WHO cites supports for indoor spraying with DDT from organizations such as the Sierra Club, the Endangered Wildlife Trust, Environmental Defense, and the President’s Malaria Initiative (PMI). The PMI includes 15 country programs in President Bush’s $1.2 billion commitment to decrease malaria deaths by 50%. WHO also cites dramatic success by India and South Africa in use of IRS, including DDT, to cut malaria transmission and deaths. In fact, WHO notes that already today “14 countries n Sub-Saharan Africa are using IRS and 10 of those are using DDT”.
This new policy by WHO is admirable in that it is based on data supporting the safety record for both humans and wildlife of indoor use of DDT. With sufficient funding to provide safe application of IRS, combined with prevention of malaria by insecticide-treated bed nets, and artemisinin-combination therapy for patients with malaria infection, the number of infections and deaths could dramatically drop over the coming years.
In addition, killing of mosquitoes by IRS, including use of DDT might result in a significant drop in other mosquito-borne diseases that co-exist in malarious parts of the world.
Daniel R. Lucey, MD, MPH
Director, Center for Biologic Counterterrorism & Emerging Diseases
EROne Institutes, Department of Emergency Medicine
Washington Hospital Center
Co-Director, Master of Science (M.S.) Program in Biohazardous Threat Agents and Emerging Infectious Diseases

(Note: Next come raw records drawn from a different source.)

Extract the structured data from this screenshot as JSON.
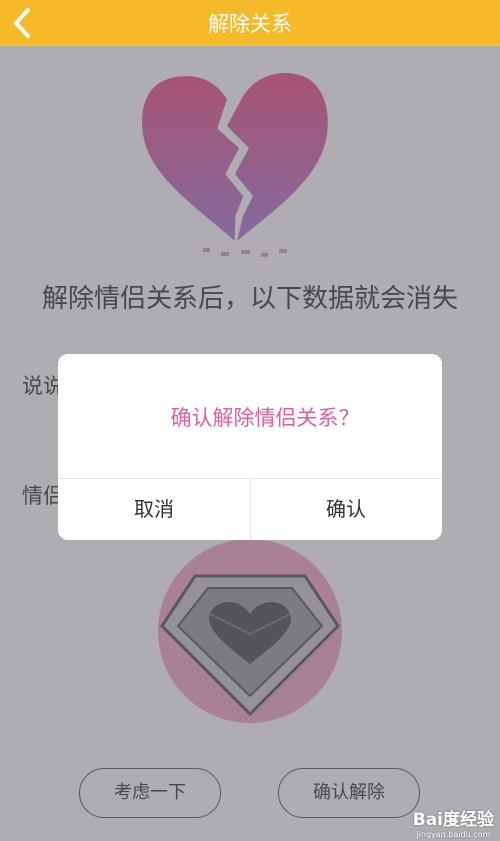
{
  "header": {
    "title": "解除关系",
    "back_icon": "chevron-left-icon",
    "background": "#f5b92a"
  },
  "main": {
    "headline": "解除情侣关系后，以下数据就会消失",
    "rows": [
      {
        "label": "说说"
      },
      {
        "label": "情侣"
      }
    ],
    "buttons": {
      "reconsider": "考虑一下",
      "confirm_remove": "确认解除"
    },
    "images": {
      "hero": "broken-heart-icon",
      "gem": "diamond-heart-icon"
    }
  },
  "dialog": {
    "message": "确认解除情侣关系？",
    "cancel": "取消",
    "confirm": "确认",
    "message_color": "#e05f9e"
  },
  "watermark": {
    "main": "Bai度经验",
    "sub": "jingyan.baidu.com"
  }
}
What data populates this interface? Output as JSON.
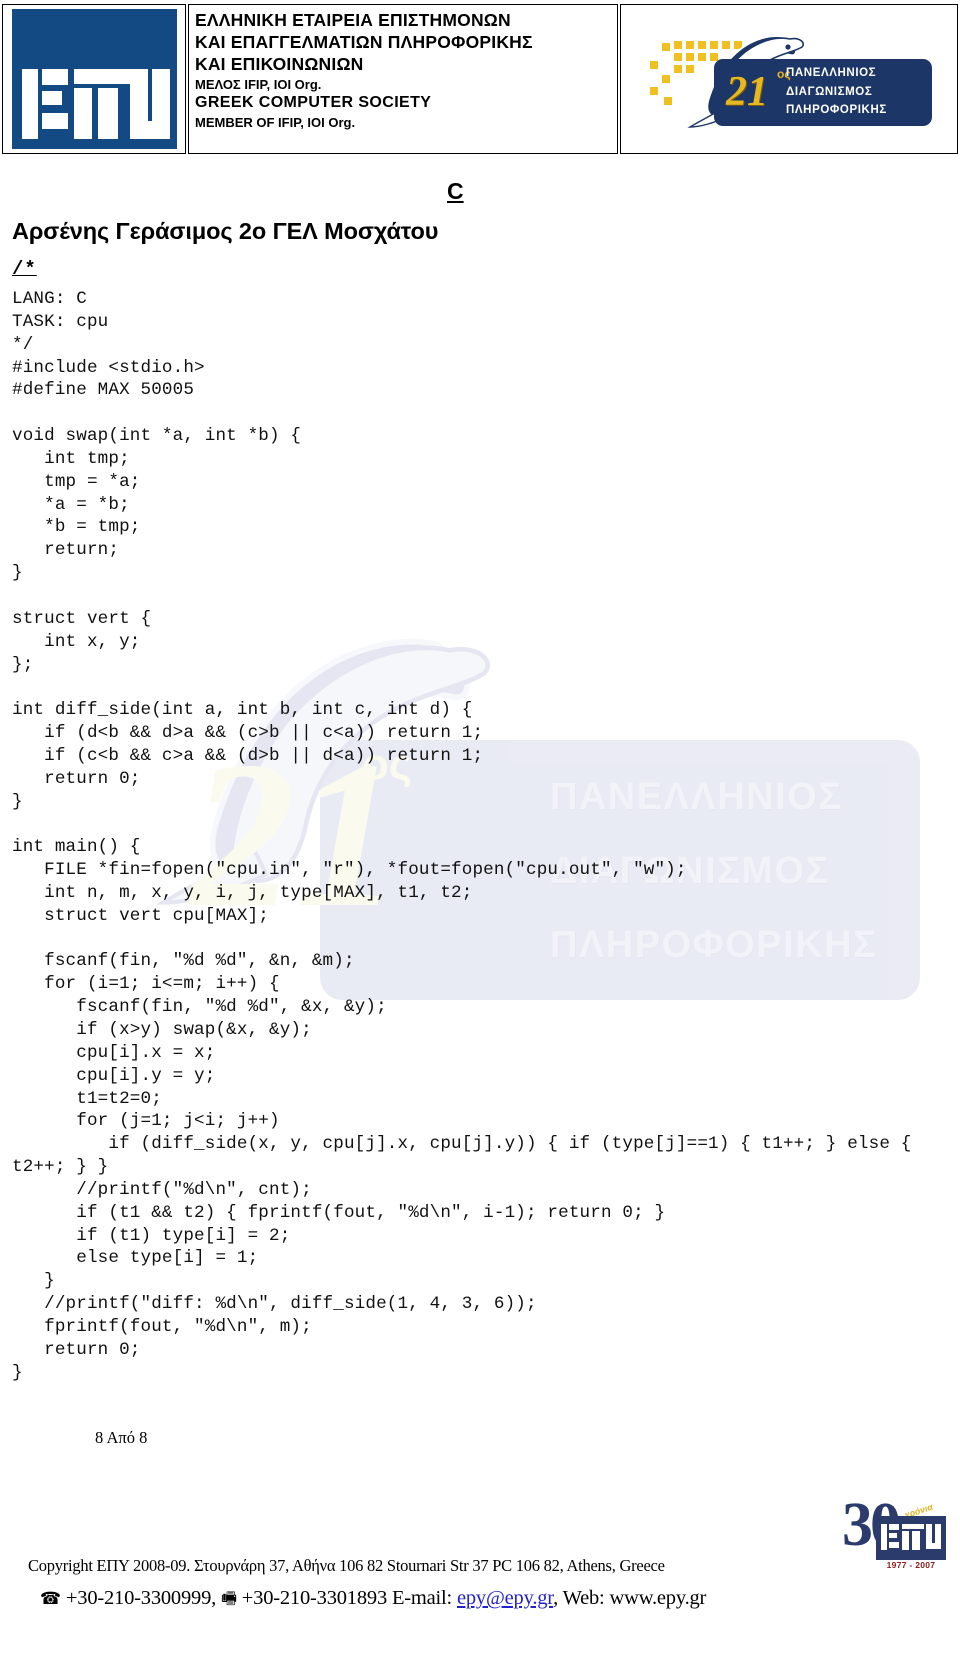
{
  "header": {
    "logo_alt": "epy-logo",
    "society_lines": [
      "ΕΛΛΗΝΙΚΗ  ΕΤΑΙΡΕΙΑ  ΕΠΙΣΤΗΜΟΝΩΝ",
      "ΚΑΙ ΕΠΑΓΓΕΛΜΑΤΙΩΝ  ΠΛΗΡΟΦΟΡΙΚΗΣ",
      "ΚΑΙ ΕΠΙΚΟΙΝΩΝΙΩΝ",
      "ΜΕΛΟΣ IFIP, IOI Org.",
      "GREEK COMPUTER SOCIETY",
      "MEMBER OF IFIP, IOI Org."
    ],
    "badge": {
      "number": "21",
      "ordinal": "ος",
      "line1": "ΠΑΝΕΛΛΗΝΙΟΣ",
      "line2": "ΔΙΑΓΩΝΙΣΜΟΣ",
      "line3": "ΠΛΗΡΟΦΟΡΙΚΗΣ"
    }
  },
  "watermark": {
    "number": "21",
    "ordinal": "ος",
    "line1": "ΠΑΝΕΛΛΗΝΙΟΣ",
    "line2": "ΔΙΑΓΩΝΙΣΜΟΣ",
    "line3": "ΠΛΗΡΟΦΟΡΙΚΗΣ"
  },
  "document": {
    "language_tag": "C",
    "title": "Αρσένης Γεράσιμος 2ο ΓΕΛ Μοσχάτου",
    "comment_open": "/*",
    "page_number": "8 Από 8",
    "code": "LANG: C\nTASK: cpu\n*/\n#include <stdio.h>\n#define MAX 50005\n\nvoid swap(int *a, int *b) {\n   int tmp;\n   tmp = *a;\n   *a = *b;\n   *b = tmp;\n   return;\n}\n\nstruct vert {\n   int x, y;\n};\n\nint diff_side(int a, int b, int c, int d) {\n   if (d<b && d>a && (c>b || c<a)) return 1;\n   if (c<b && c>a && (d>b || d<a)) return 1;\n   return 0;\n}\n\nint main() {\n   FILE *fin=fopen(\"cpu.in\", \"r\"), *fout=fopen(\"cpu.out\", \"w\");\n   int n, m, x, y, i, j, type[MAX], t1, t2;\n   struct vert cpu[MAX];\n\n   fscanf(fin, \"%d %d\", &n, &m);\n   for (i=1; i<=m; i++) {\n      fscanf(fin, \"%d %d\", &x, &y);\n      if (x>y) swap(&x, &y);\n      cpu[i].x = x;\n      cpu[i].y = y;\n      t1=t2=0;\n      for (j=1; j<i; j++)\n         if (diff_side(x, y, cpu[j].x, cpu[j].y)) { if (type[j]==1) { t1++; } else { t2++; } }\n      //printf(\"%d\\n\", cnt);\n      if (t1 && t2) { fprintf(fout, \"%d\\n\", i-1); return 0; }\n      if (t1) type[i] = 2;\n      else type[i] = 1;\n   }\n   //printf(\"diff: %d\\n\", diff_side(1, 4, 3, 6));\n   fprintf(fout, \"%d\\n\", m);\n   return 0;\n}"
  },
  "footer": {
    "anniversary": {
      "number": "30",
      "word": "χρόνια",
      "years": "1977 - 2007"
    },
    "copyright": "Copyright ΕΠΥ 2008-09. Στουρνάρη 37, Αθήνα 106 82 Stournari Str 37 PC 106 82, Athens, Greece",
    "phone_icon": "☎",
    "phone": "+30-210-3300999,",
    "fax_icon": "🖷",
    "fax": "+30-210-3301893",
    "email_label": "E-mail:",
    "email": "epy@epy.gr",
    "web_label": ", Web:",
    "web": "www.epy.gr"
  }
}
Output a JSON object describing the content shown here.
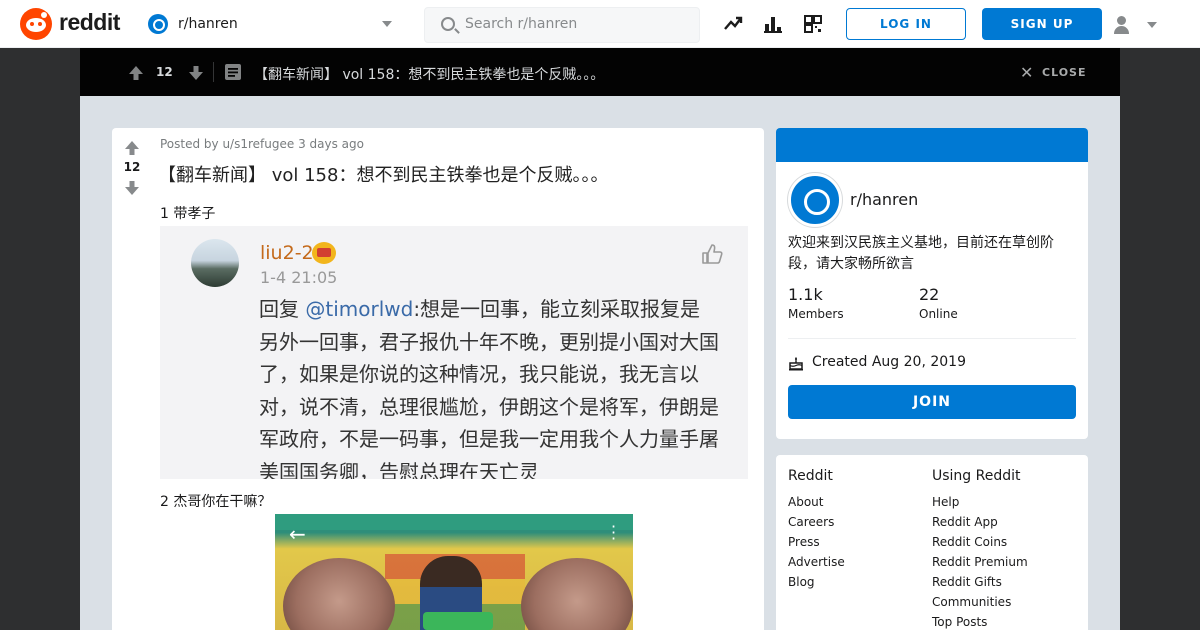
{
  "header": {
    "wordmark": "reddit",
    "subreddit": "r/hanren",
    "search_placeholder": "Search r/hanren",
    "icons": [
      "trending-icon",
      "stats-icon",
      "coins-icon"
    ],
    "login_label": "LOG IN",
    "signup_label": "SIGN UP"
  },
  "topbar": {
    "score": "12",
    "title": "【翻车新闻】 vol 158：想不到民主铁拳也是个反贼。。。",
    "close_label": "CLOSE"
  },
  "post": {
    "score": "12",
    "byline": "Posted by u/s1refugee 3 days ago",
    "title": "【翻车新闻】 vol 158：想不到民主铁拳也是个反贼。。。",
    "para1": "1 带孝子",
    "para2": "2 杰哥你在干嘛？",
    "embedded_comment": {
      "username": "liu2-2",
      "time": "1-4 21:05",
      "reply_prefix": "回复 ",
      "mention": "@timorlwd",
      "reply_text": ":想是一回事，能立刻采取报复是另外一回事，君子报仇十年不晚，更别提小国对大国了，如果是你说的这种情况，我只能说，我无言以对，说不清，总理很尴尬，伊朗这个是将军，伊朗是军政府，不是一码事，但是我一定用我个人力量手屠美国国务卿，告慰总理在天亡灵"
    }
  },
  "community": {
    "name": "r/hanren",
    "description": "欢迎来到汉民族主义基地，目前还在草创阶段，请大家畅所欲言",
    "members_value": "1.1k",
    "members_label": "Members",
    "online_value": "22",
    "online_label": "Online",
    "created": "Created Aug 20, 2019",
    "join_label": "JOIN"
  },
  "links": {
    "col1_title": "Reddit",
    "col1": [
      "About",
      "Careers",
      "Press",
      "Advertise",
      "Blog"
    ],
    "col2_title": "Using Reddit",
    "col2": [
      "Help",
      "Reddit App",
      "Reddit Coins",
      "Reddit Premium",
      "Reddit Gifts",
      "Communities",
      "Top Posts"
    ]
  },
  "colors": {
    "brand": "#ff4500",
    "accent": "#0079d3",
    "topbar": "#030303",
    "backdrop": "#dae0e6"
  }
}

Georgetown University Medical Center, Washington, DC website: www.BePast.org e-mail:Daniel.R.Lucey@Medstar.net